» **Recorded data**
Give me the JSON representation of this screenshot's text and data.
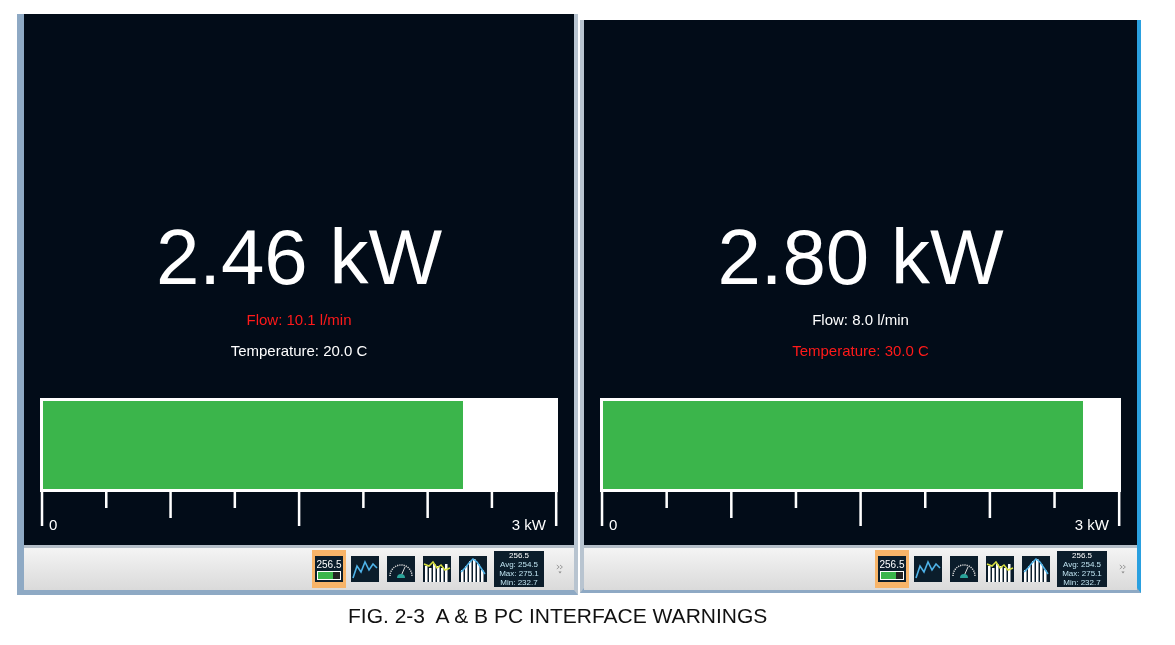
{
  "panels": [
    {
      "value": "2.46 kW",
      "readings": [
        {
          "text": "Flow: 10.1 l/min",
          "warning": true
        },
        {
          "text": "Temperature: 20.0 C",
          "warning": false
        }
      ],
      "level": 0.82,
      "scale_min": "0",
      "scale_max": "3 kW",
      "toolbar": [
        {
          "kind": "value",
          "selected": true,
          "value": "256.5"
        },
        {
          "kind": "line",
          "selected": false
        },
        {
          "kind": "gauge",
          "selected": false
        },
        {
          "kind": "barline",
          "selected": false
        },
        {
          "kind": "bars",
          "selected": false
        },
        {
          "kind": "stats",
          "selected": false,
          "value": "256.5",
          "lines": [
            "Avg: 254.5",
            "Max: 275.1",
            "Min: 232.7"
          ]
        }
      ]
    },
    {
      "value": "2.80 kW",
      "readings": [
        {
          "text": "Flow: 8.0 l/min",
          "warning": false
        },
        {
          "text": "Temperature: 30.0 C",
          "warning": true
        }
      ],
      "level": 0.933,
      "scale_min": "0",
      "scale_max": "3 kW",
      "toolbar": [
        {
          "kind": "value",
          "selected": true,
          "value": "256.5"
        },
        {
          "kind": "line",
          "selected": false
        },
        {
          "kind": "gauge",
          "selected": false
        },
        {
          "kind": "barline",
          "selected": false
        },
        {
          "kind": "bars",
          "selected": false
        },
        {
          "kind": "stats",
          "selected": false,
          "value": "256.5",
          "lines": [
            "Avg: 254.5",
            "Max: 275.1",
            "Min: 232.7"
          ]
        }
      ]
    }
  ],
  "caption": "FIG. 2-3  A & B PC INTERFACE WARNINGS"
}
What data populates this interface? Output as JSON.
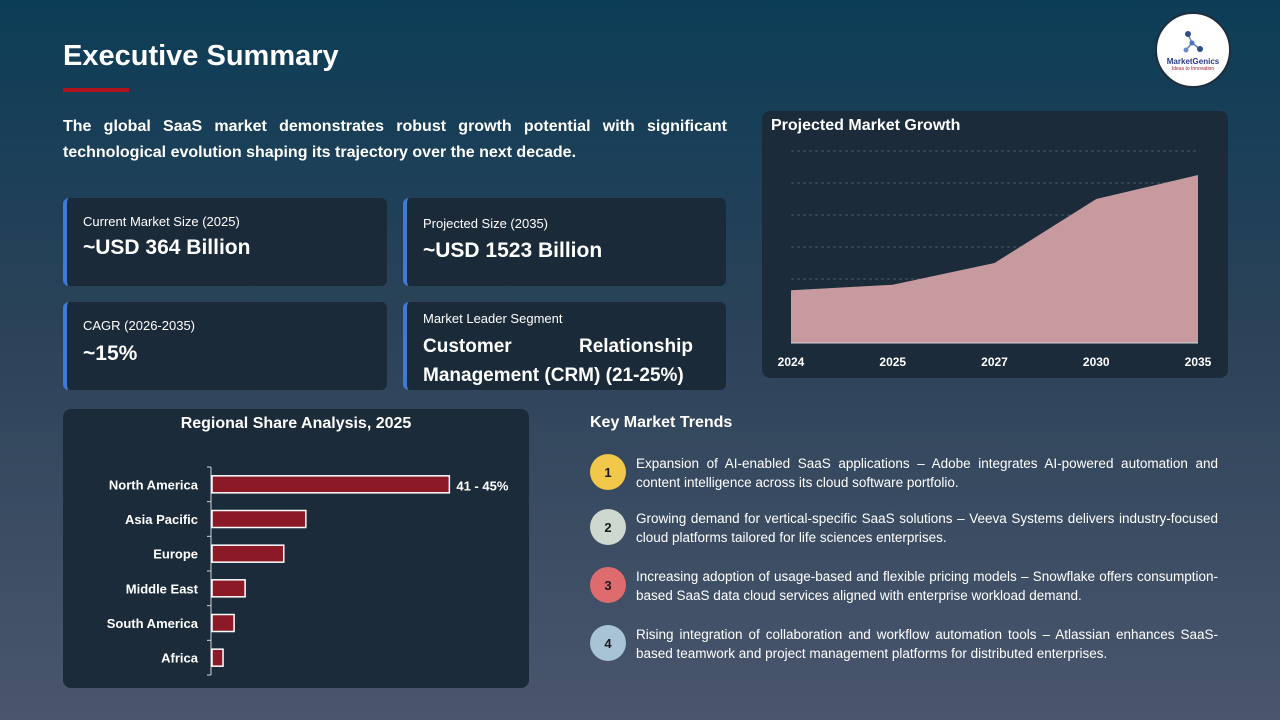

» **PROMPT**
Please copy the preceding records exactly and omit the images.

» **SOLUTION BELOW**
Give me the JSON representation of this screenshot's text and data.
{
  "panels": [
    {
      "value": "2.46 kW",
      "readings": [
        {
          "text": "Flow: 10.1 l/min",
          "warning": true
        },
        {
          "text": "Temperature: 20.0 C",
          "warning": false
        }
      ],
      "level": 0.82,
      "scale_min": "0",
      "scale_max": "3 kW",
      "toolbar": [
        {
          "kind": "value",
          "selected": true,
          "value": "256.5"
        },
        {
          "kind": "line",
          "selected": false
        },
        {
          "kind": "gauge",
          "selected": false
        },
        {
          "kind": "barline",
          "selected": false
        },
        {
          "kind": "bars",
          "selected": false
        },
        {
          "kind": "stats",
          "selected": false,
          "value": "256.5",
          "lines": [
            "Avg: 254.5",
            "Max: 275.1",
            "Min: 232.7"
          ]
        }
      ]
    },
    {
      "value": "2.80 kW",
      "readings": [
        {
          "text": "Flow: 8.0 l/min",
          "warning": false
        },
        {
          "text": "Temperature: 30.0 C",
          "warning": true
        }
      ],
      "level": 0.933,
      "scale_min": "0",
      "scale_max": "3 kW",
      "toolbar": [
        {
          "kind": "value",
          "selected": true,
          "value": "256.5"
        },
        {
          "kind": "line",
          "selected": false
        },
        {
          "kind": "gauge",
          "selected": false
        },
        {
          "kind": "barline",
          "selected": false
        },
        {
          "kind": "bars",
          "selected": false
        },
        {
          "kind": "stats",
          "selected": false,
          "value": "256.5",
          "lines": [
            "Avg: 254.5",
            "Max: 275.1",
            "Min: 232.7"
          ]
        }
      ]
    }
  ],
  "caption": "FIG. 2-3  A & B PC INTERFACE WARNINGS"
}
What data populates this interface? Output as JSON.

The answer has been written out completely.